36. Swischuk LE, Hayden CK, Jr., van Caillie BD. Mega-aeroesophagus in children: a sign of gastroesophageal reflux. Radiology. 1981;141(1):73-76. Review/Other-Dx 47 infants and children (5 weeks to 14 years) To note significance of mega-aeroesophagus on radiographs. Patients were grouped into three groups: those with chronic vomiting or regurgitation and no other disease (16 patients); those with chronic vomiting or regurgitation and cerebral palsy or mental retardation (24 patients); and miscellaneous group composed primarily of severely ill, near-moribund patients (8 patients). 35/47 patients were studied with an UGI, and 32 of these (94 %) demonstrated GER of a major degree, that is, free reflux into the upper two-thirds of the esophagus. 4
37. Di Ciaula A, Portincasa P, Di Terlizzi L, Paternostro D, Palasciano G. Ultrasonographic study of postcibal gastro-esophageal reflux and gastric emptying in infants with recurrent respiratory disease. World J Gastroenterol. 11(46):7296-301, 2005 Dec 14. Observational-Dx 66 total infants (age range, 1-12 mo), 35 infants (13 with chronic cough, 22 with recurrent bronchitis) and 31 controls To check the utility of postcibal US for the evaluation of reflux in relation to gastric emptying in infants with recurrent respiratory symptoms and to link imaging with clinical data. Prevalence of abnormal (=8 episodes) postcibal refluxes was 74% in patients and 3% in controls. Number, duration of the longest episode and extent of refluxes were significantly higher in patients compared to controls. Number of refluxes was higher in patients with symptomatic refluxes than in those without.
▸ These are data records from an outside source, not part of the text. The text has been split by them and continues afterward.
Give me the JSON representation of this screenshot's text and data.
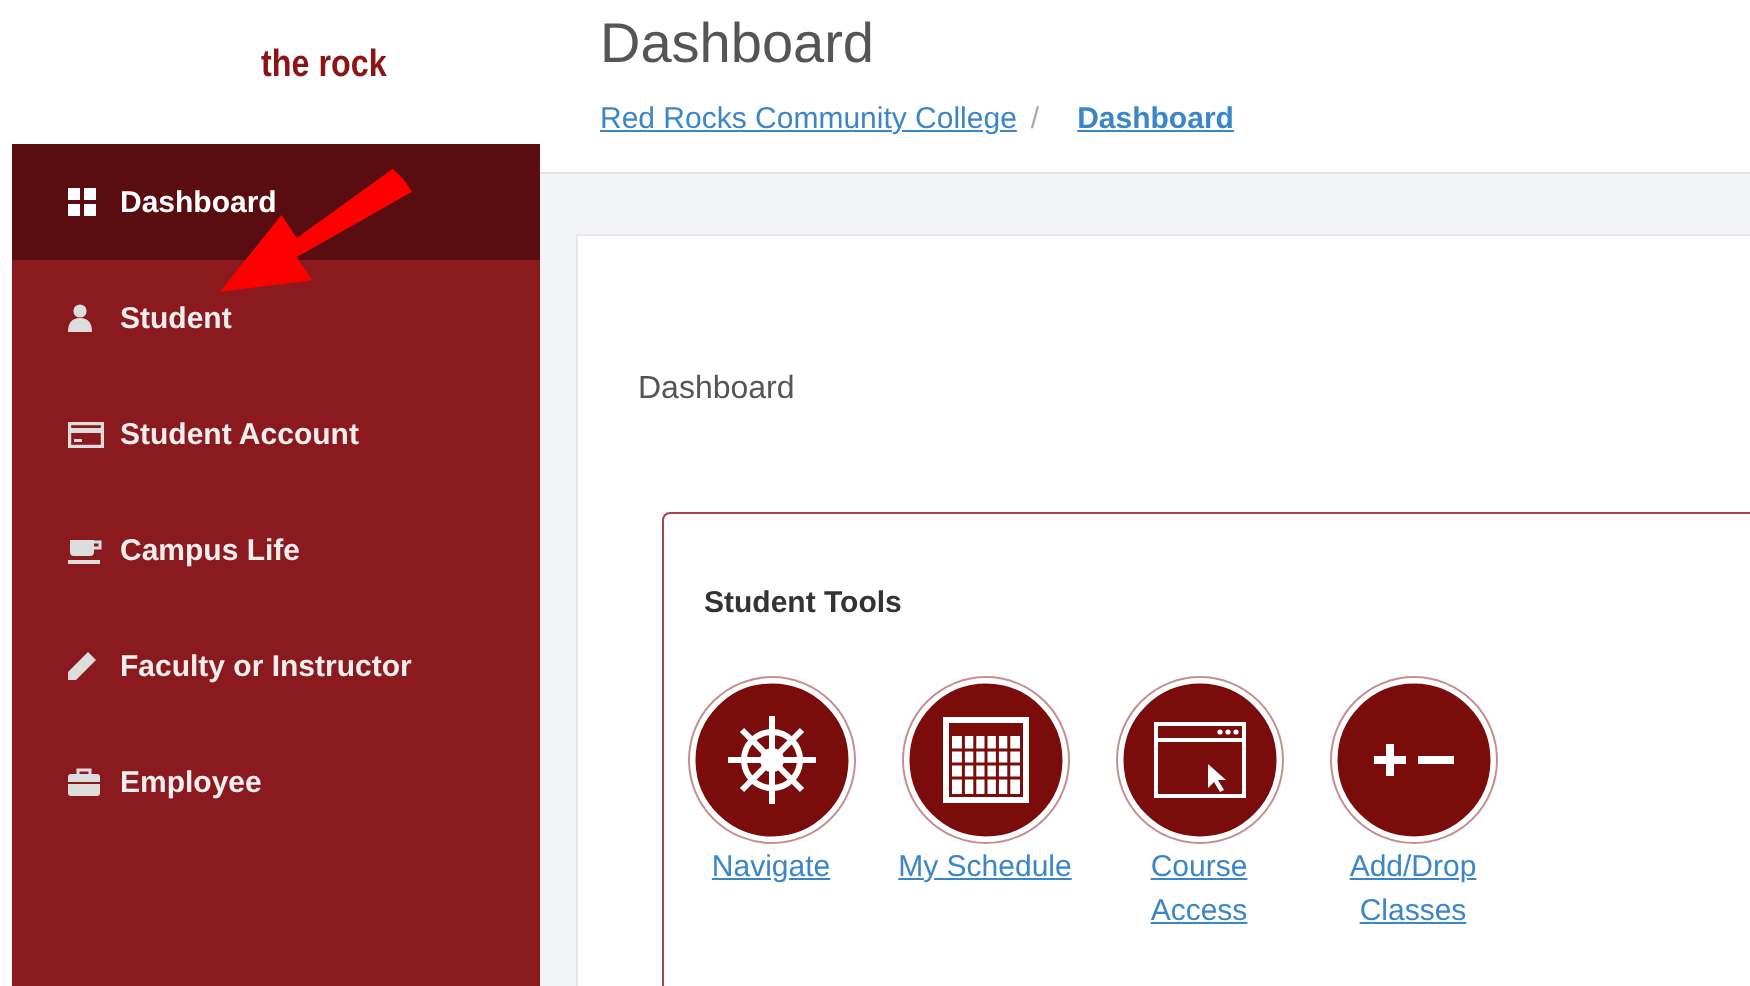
{
  "logo": "the rock",
  "sidebar": {
    "items": [
      {
        "label": "Dashboard",
        "selected": true
      },
      {
        "label": "Student",
        "selected": false
      },
      {
        "label": "Student Account",
        "selected": false
      },
      {
        "label": "Campus Life",
        "selected": false
      },
      {
        "label": "Faculty or Instructor",
        "selected": false
      },
      {
        "label": "Employee",
        "selected": false
      }
    ]
  },
  "page_title": "Dashboard",
  "breadcrumb": [
    {
      "label": "Red Rocks Community College",
      "current": false
    },
    {
      "label": "Dashboard",
      "current": true
    }
  ],
  "breadcrumb_separator": "/",
  "panel": {
    "heading": "Dashboard",
    "card": {
      "title": "Student Tools",
      "tools": [
        "Navigate",
        "My Schedule",
        "Course Access",
        "Add/Drop Classes"
      ]
    }
  }
}
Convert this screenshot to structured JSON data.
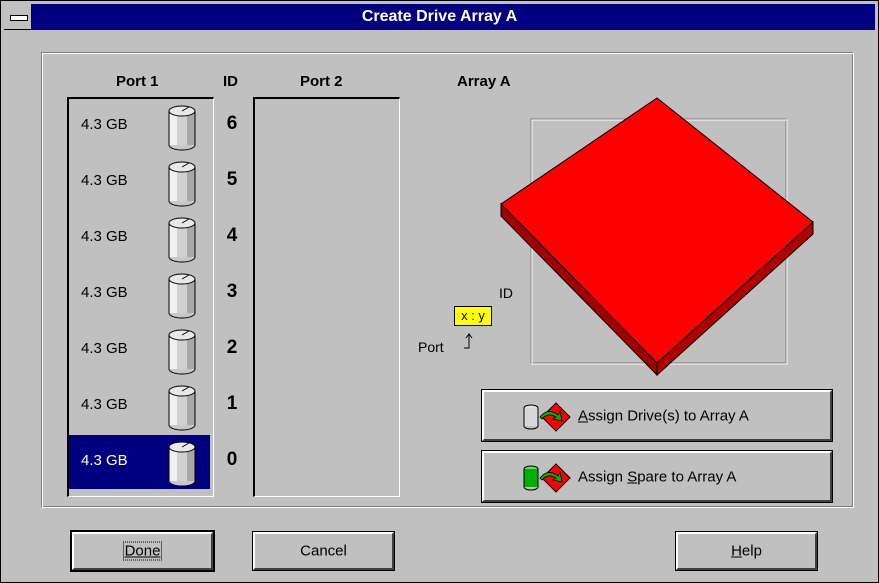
{
  "window": {
    "title": "Create Drive Array A"
  },
  "headers": {
    "port1": "Port 1",
    "id": "ID",
    "port2": "Port 2",
    "array": "Array A"
  },
  "port1_drives": [
    {
      "size": "4.3 GB",
      "id": "6",
      "selected": false
    },
    {
      "size": "4.3 GB",
      "id": "5",
      "selected": false
    },
    {
      "size": "4.3 GB",
      "id": "4",
      "selected": false
    },
    {
      "size": "4.3 GB",
      "id": "3",
      "selected": false
    },
    {
      "size": "4.3 GB",
      "id": "2",
      "selected": false
    },
    {
      "size": "4.3 GB",
      "id": "1",
      "selected": false
    },
    {
      "size": "4.3 GB",
      "id": "0",
      "selected": true
    }
  ],
  "port2_drives": [],
  "legend": {
    "box": "x : y",
    "id_label": "ID",
    "port_label": "Port"
  },
  "buttons": {
    "assign_drives_pre": "A",
    "assign_drives_post": "ssign Drive(s) to Array A",
    "assign_spare_pre": "Assign ",
    "assign_spare_ul": "S",
    "assign_spare_post": "pare to Array A",
    "done": "Done",
    "cancel": "Cancel",
    "help_ul": "H",
    "help_post": "elp"
  },
  "colors": {
    "titlebar": "#000080",
    "selection": "#000080",
    "array_face": "#ff0000",
    "legend_box": "#ffff00",
    "spare_icon": "#00b000"
  },
  "icons": {
    "drive": "cylinder-drive-icon",
    "assign_arrow": "red-diamond-arrow-icon"
  }
}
Infants with recurrent bronchitis had more refluxes than those with chronic cough and controls. Extent and timing of gastric emptying were similar in patients and controls. Esophageal US is a useful and physiological test in infants with recurrent respiratory diseases, which have a high prevalence of abnormal postcibal esophageal reflux and a gastric emptying similar to that of normal controls. Esophageal reflux is more severe in subjects with recurrent bronchitis than in those with chronic cough. 2
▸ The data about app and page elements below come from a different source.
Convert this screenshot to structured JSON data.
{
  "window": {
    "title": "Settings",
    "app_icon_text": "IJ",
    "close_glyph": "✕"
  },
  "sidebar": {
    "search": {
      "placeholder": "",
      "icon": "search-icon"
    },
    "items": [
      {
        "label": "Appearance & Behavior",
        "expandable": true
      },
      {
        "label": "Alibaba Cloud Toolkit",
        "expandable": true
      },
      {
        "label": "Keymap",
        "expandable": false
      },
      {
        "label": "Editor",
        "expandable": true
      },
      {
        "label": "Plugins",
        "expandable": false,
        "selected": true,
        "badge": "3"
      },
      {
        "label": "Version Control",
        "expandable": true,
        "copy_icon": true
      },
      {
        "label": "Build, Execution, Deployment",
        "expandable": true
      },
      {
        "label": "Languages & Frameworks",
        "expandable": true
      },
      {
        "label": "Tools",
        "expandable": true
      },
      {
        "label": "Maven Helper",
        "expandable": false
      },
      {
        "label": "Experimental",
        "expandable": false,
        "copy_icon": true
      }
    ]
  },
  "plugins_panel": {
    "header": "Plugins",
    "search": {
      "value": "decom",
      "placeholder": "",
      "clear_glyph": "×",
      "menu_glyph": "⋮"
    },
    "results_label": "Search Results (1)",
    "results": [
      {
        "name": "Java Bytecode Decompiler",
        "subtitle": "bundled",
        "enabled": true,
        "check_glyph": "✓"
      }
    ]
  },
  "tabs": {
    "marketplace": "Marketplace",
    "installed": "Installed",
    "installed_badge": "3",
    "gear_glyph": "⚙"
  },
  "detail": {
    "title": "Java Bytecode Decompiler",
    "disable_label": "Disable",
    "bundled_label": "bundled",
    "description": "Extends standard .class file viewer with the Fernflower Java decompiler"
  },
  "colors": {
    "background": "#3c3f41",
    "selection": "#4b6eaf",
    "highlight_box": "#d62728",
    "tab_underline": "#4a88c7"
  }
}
38. Blumhagen JD, Maclin L, Krauter D, Rosenbaum DM, Weinberger E. Sonographic diagnosis of hypertrophic pyloric stenosis. AJR Am J Roentgenol. 1988;150(6):1367-1370. Observational-Dx 326 consecutive sonograms in 319 infants, 4 observers To evaluate the accuracy of sonographic measurements for HPS. Observers retrospectively measured three parameters: 1) the thickness of the muscle in the wall of the gastric outlet, 2) the length of that muscle, and 3) the length of the pyloric channel. In the patients with HPS, muscle thickness was 4.8 +/- 0.6 mm, muscle length was 2.1 +/- 0.3 cm, and channel length was 1.8 +/- 0.3 cm. In the patients without HPS, muscle thickness was 1.8 +/- 0.4 mm, muscle length was 1.3 +/- 0.3 cm, and channel length was 1.1 +/- 0.3 cm. The mean measurement for each parameter was significantly larger in patients who had HPS than in those who did not (P<.01). However, histograms of the three parameters show significant overlap in the measurements of muscle length and channel length between the patients with and those without HPS. The thickness of the muscle is the most discriminating and accurate criterion for HPS. 2
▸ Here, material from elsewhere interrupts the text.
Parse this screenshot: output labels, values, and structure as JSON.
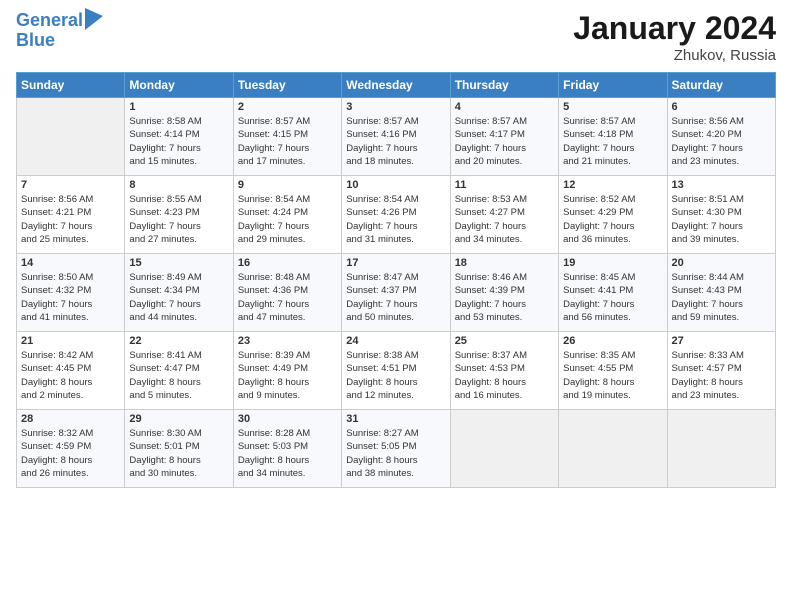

39. Forster N, Haddad RL, Choroomi S, Dilley AV, Pereira J. Use of ultrasound in 187 infants with suspected infantile hypertrophic pyloric stenosis. Australas Radiol. 51(6):560-3, 2007 Dec. Observational-Dx 187 infants Retrospective review to evaluate the diagnostic efficacy of US in the diagnosis of infantile HPS. Sensitivity and specificity of pyloric muscle thickness was 91% and 85%, respectively, and of pyloric muscle length 76% and 85%, respectively. US criteria for a positive diagnosis were pyloric muscle thickness =3 mm and pyloric muscle length =17 mm. The ability of US to diagnose infantile HPS using the criteria was significant (t-value, pyloric muscle thickness 14.93 and pyloric muscle length 6.89; P<0.0001). There was no significant correlation between age, weight or prematurity and a US diagnosis of infantile HPS (Pearson's coefficient <0.3). Therefore, the same US criteria should apply irrespective of prematurity, age or weight. Borderline pyloric muscle thickness and pyloric muscle length measurements necessitate repeat US or alternative imaging. 4
40. Cohen HL, Blumer SL, Zucconi WB. The sonographic double-track sign: not pathognomonic for hypertrophic pyloric stenosis; can be seen in pylorospasm. J Ultrasound Med. 23(5):641-6, 2004 May. Observational-Dx 91 consecutive patients To study US findings in patients with projectile vomiting, in particular the double track sign. Data obtained prospectively from patients by US for projectile vomiting were retrospectively reviewed. 37 patients had a US diagnosis of HPS that was confirmed surgically. 26 (70.2%) showed a US double-track sign. 34 patients had a US diagnosis of pylorospasm that was confirmed by close clinical follow-up. 18 (52.9%) showed a US double-track sign. US double-track sign can be seen in cases of pylorospasm as well as HPS. It is not pathognomonic for HPS. 3
41. Foley LC, Slovis TL, Campbell JB, Strain JD, Harvey LA, Luckey DW. Evaluation of the vomiting infant. Am J Dis Child. 1989;143(6):660-661. Review/Other-Dx 112 total patients between ages 1 to 8 weeks Prospective study to evaluate the cost, risk, and benefit of US followed by UGI for the evaluation of the infant who vomits. 33% reduction in UGI performed, 95% increase in cost. Use of US for the initial evaluation of vomiting in infants substantially increases the cost with no meaningful decrease in morbidity and mortality. 4
42. Forman HP, Leonidas JC, Kronfeld GD. A rational approach to the diagnosis of hypertrophic pyloric stenosis: do the results match the claims? J Pediatr Surg. 1990;25(2):262-266. Observational-Dx 101 total infants To test premise that HPS should be diagnosed clinically with US and UGI reserved for negative physical exam. Physical exam is 77% sensitive for diagnosing HPS and no imaging necessary. A definitely palpable pyloric mass had a predictive value of 100% but the absence of a definitely palpable mass still had a 44% chance of HPS. The benefits of a “US first” approach are less apparent but no less important and increase as clinical experience declines and performance of US improves. 3
43. Olson AD, Hernandez R, Hirschl RB. The role of ultrasonography in the diagnosis of pyloric stenosis: a decision analysis. J Pediatr Surg. 1998;33(5):676-681. Review/Other-Dx N/A Decision analysis techniques to determine if US as initial screen in vomiting infants is cost effective when compared to UGI only. Compared UGI alone and US followed by UGI in 50% of cases when US negative for pyloric stenosis. UGI as the initial study is the most cost-effective radiological diagnostic test in the evaluation of the vomiting infant. 4